The rest of the long weekend went lazily, with much lolling about Cornwall Park and strolling through the twilit university. Betty could develop a taste for having entire days off.
In the evening, she and the husband person went to the movies. There has been rather a rash of this going around, of late: Betty saw Life of Pi with her sisters over Christmas, and Les Miserables just the other week. This time was The Master.
Betty feels the need to point out that though she has a very high tolerance – a soft spot, in fact – for Paul Thomas Anderson, his work is seldom seemly. The Master is nuanced and beautiful; it tells the story of the leader of a movement called simply the Cause, and the broken stranger who threatens to be either his soulmate or his undoing.

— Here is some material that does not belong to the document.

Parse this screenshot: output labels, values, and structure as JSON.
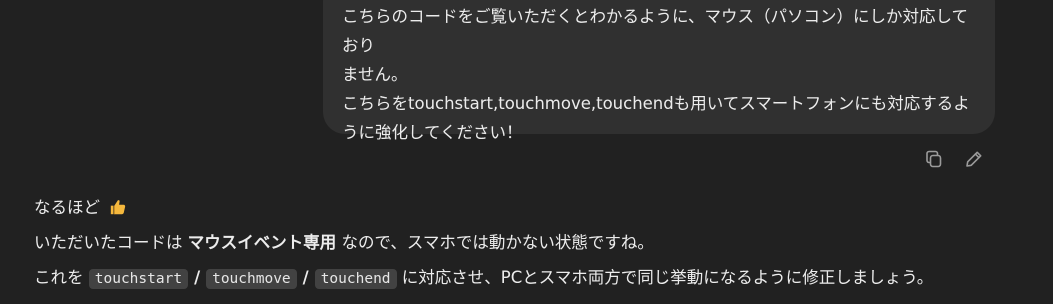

Joaquin Phoenix’s character Freddy Quell is breathtakingly tragic – a piece of ex-Naval jetsam, grimly kyphosed, post-traumatic, abandoned and out of place, alcoholic to a near-savant degree, still sparking from the burns inflicted on his soul by military action and peacetime missteps in love.
Philip Seymour Hoffman is the Master himself, a charismatic and down-to-earth auteur huckster. He is flailing somewhat in the process of writing his philosophical movement’s difficult second treatise, navigating the inconveniences of legal and domestic restrictions on his wishes that the Cause should allow him to cure, love, enjoy and experience all. In the face of disgruntled disciples, obstreperous policemen, and herself (beautifully played, again, by Amy Adams, qv), Freddy is a breath of fresh air – a blank slate, a listening ear, a second chance. The dance the two do together, under the wife’s suspicious eye, shows most sensitively the varied pulls of faith and love, of independence and of pain.

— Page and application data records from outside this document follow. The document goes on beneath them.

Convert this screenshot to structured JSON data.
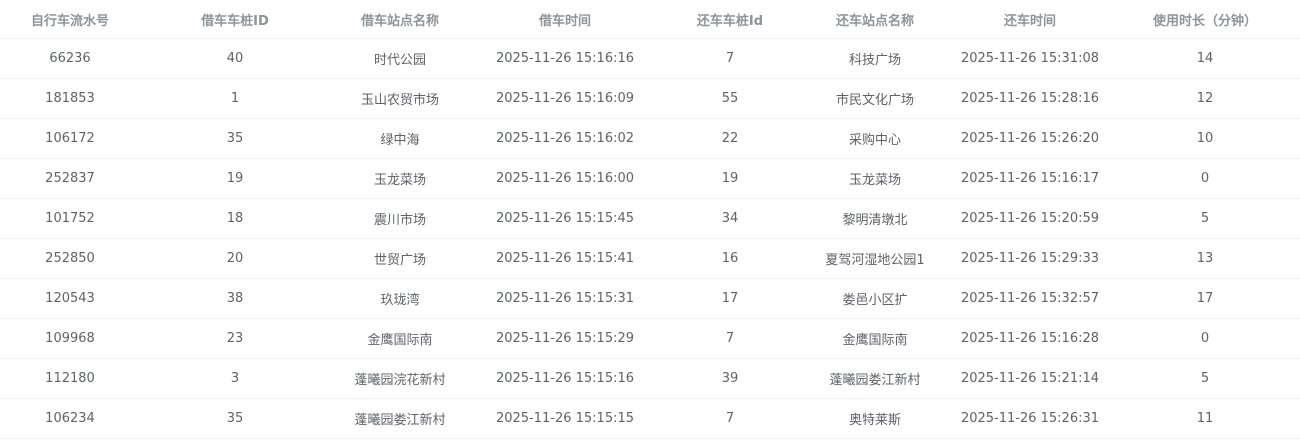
{
  "table": {
    "columns": [
      "自行车流水号",
      "借车车桩ID",
      "借车站点名称",
      "借车时间",
      "还车车桩Id",
      "还车站点名称",
      "还车时间",
      "使用时长（分钟）"
    ],
    "rows": [
      [
        "66236",
        "40",
        "时代公园",
        "2025-11-26 15:16:16",
        "7",
        "科技广场",
        "2025-11-26 15:31:08",
        "14"
      ],
      [
        "181853",
        "1",
        "玉山农贸市场",
        "2025-11-26 15:16:09",
        "55",
        "市民文化广场",
        "2025-11-26 15:28:16",
        "12"
      ],
      [
        "106172",
        "35",
        "绿中海",
        "2025-11-26 15:16:02",
        "22",
        "采购中心",
        "2025-11-26 15:26:20",
        "10"
      ],
      [
        "252837",
        "19",
        "玉龙菜场",
        "2025-11-26 15:16:00",
        "19",
        "玉龙菜场",
        "2025-11-26 15:16:17",
        "0"
      ],
      [
        "101752",
        "18",
        "震川市场",
        "2025-11-26 15:15:45",
        "34",
        "黎明清墩北",
        "2025-11-26 15:20:59",
        "5"
      ],
      [
        "252850",
        "20",
        "世贸广场",
        "2025-11-26 15:15:41",
        "16",
        "夏驾河湿地公园1",
        "2025-11-26 15:29:33",
        "13"
      ],
      [
        "120543",
        "38",
        "玖珑湾",
        "2025-11-26 15:15:31",
        "17",
        "娄邑小区扩",
        "2025-11-26 15:32:57",
        "17"
      ],
      [
        "109968",
        "23",
        "金鹰国际南",
        "2025-11-26 15:15:29",
        "7",
        "金鹰国际南",
        "2025-11-26 15:16:28",
        "0"
      ],
      [
        "112180",
        "3",
        "蓬曦园浣花新村",
        "2025-11-26 15:15:16",
        "39",
        "蓬曦园娄江新村",
        "2025-11-26 15:21:14",
        "5"
      ],
      [
        "106234",
        "35",
        "蓬曦园娄江新村",
        "2025-11-26 15:15:15",
        "7",
        "奥特莱斯",
        "2025-11-26 15:26:31",
        "11"
      ]
    ]
  }
}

A fellow-congregant of Betty’s once remarked that a life lived in church had given him nothing if not a deep understanding of battered woman syndrome. He wasn’t being cynical – in faith, as in any good thing, opportunities to abuse each other abound, even before we face problems like significant doubt, or scandal. The Cause has plenty of worrying tenets, and the Master is unquestionably gifted to lead with authority, though he’s not the out-and-out deceiver one might want to believe he must be (comparisons to L. Ron Hubbard are justified but glib). To follow, or to go back, or to hang on for dear life is as natural as breathing, whether we’re grasping onto a violent spouse or a dangerous cult or a culture of painful potlucks; and, confusingly, we ourselves are often the party that’s no better than it should be. What then? If love, let go?

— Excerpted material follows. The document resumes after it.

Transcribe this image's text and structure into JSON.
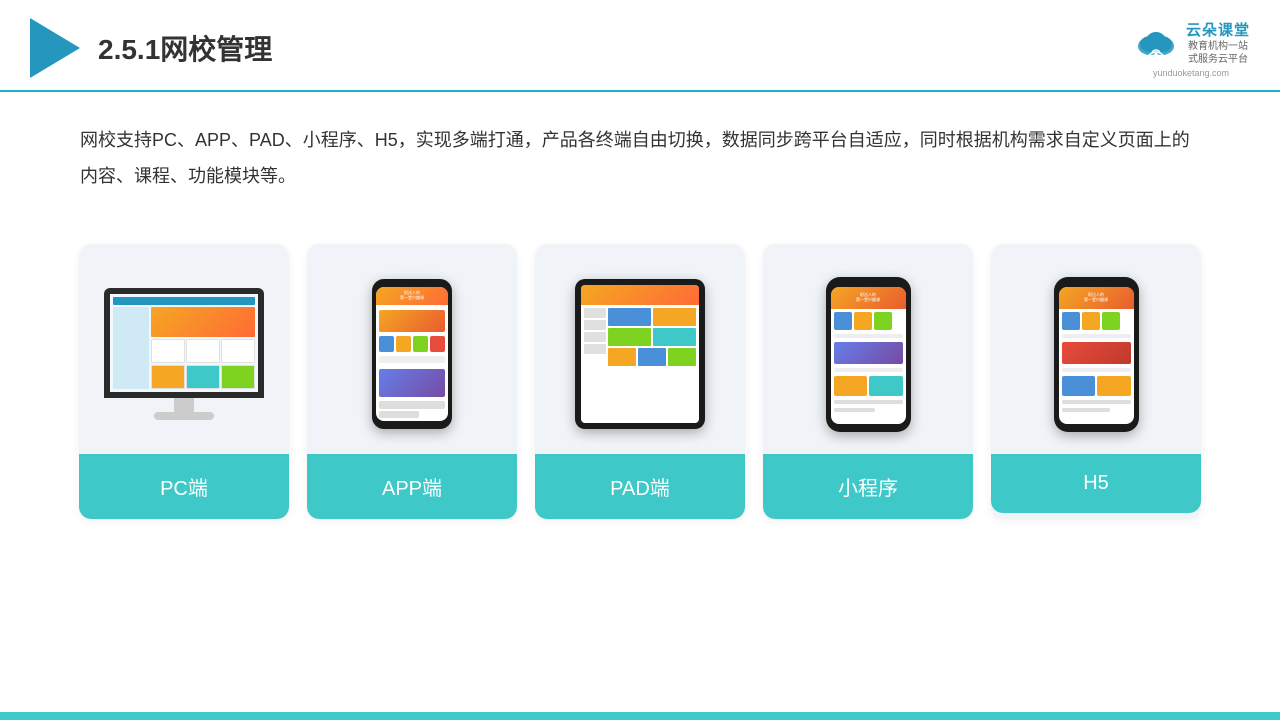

One suspects that the scars on Freddy’s soul would take as long to heal as Joaquin’s shoulders will take to complete the long migration to his back (his is a performance that excited Betty’s artistic admiration and professional horror in equal measure). But then one never knows. How few of us, really, are master of anything.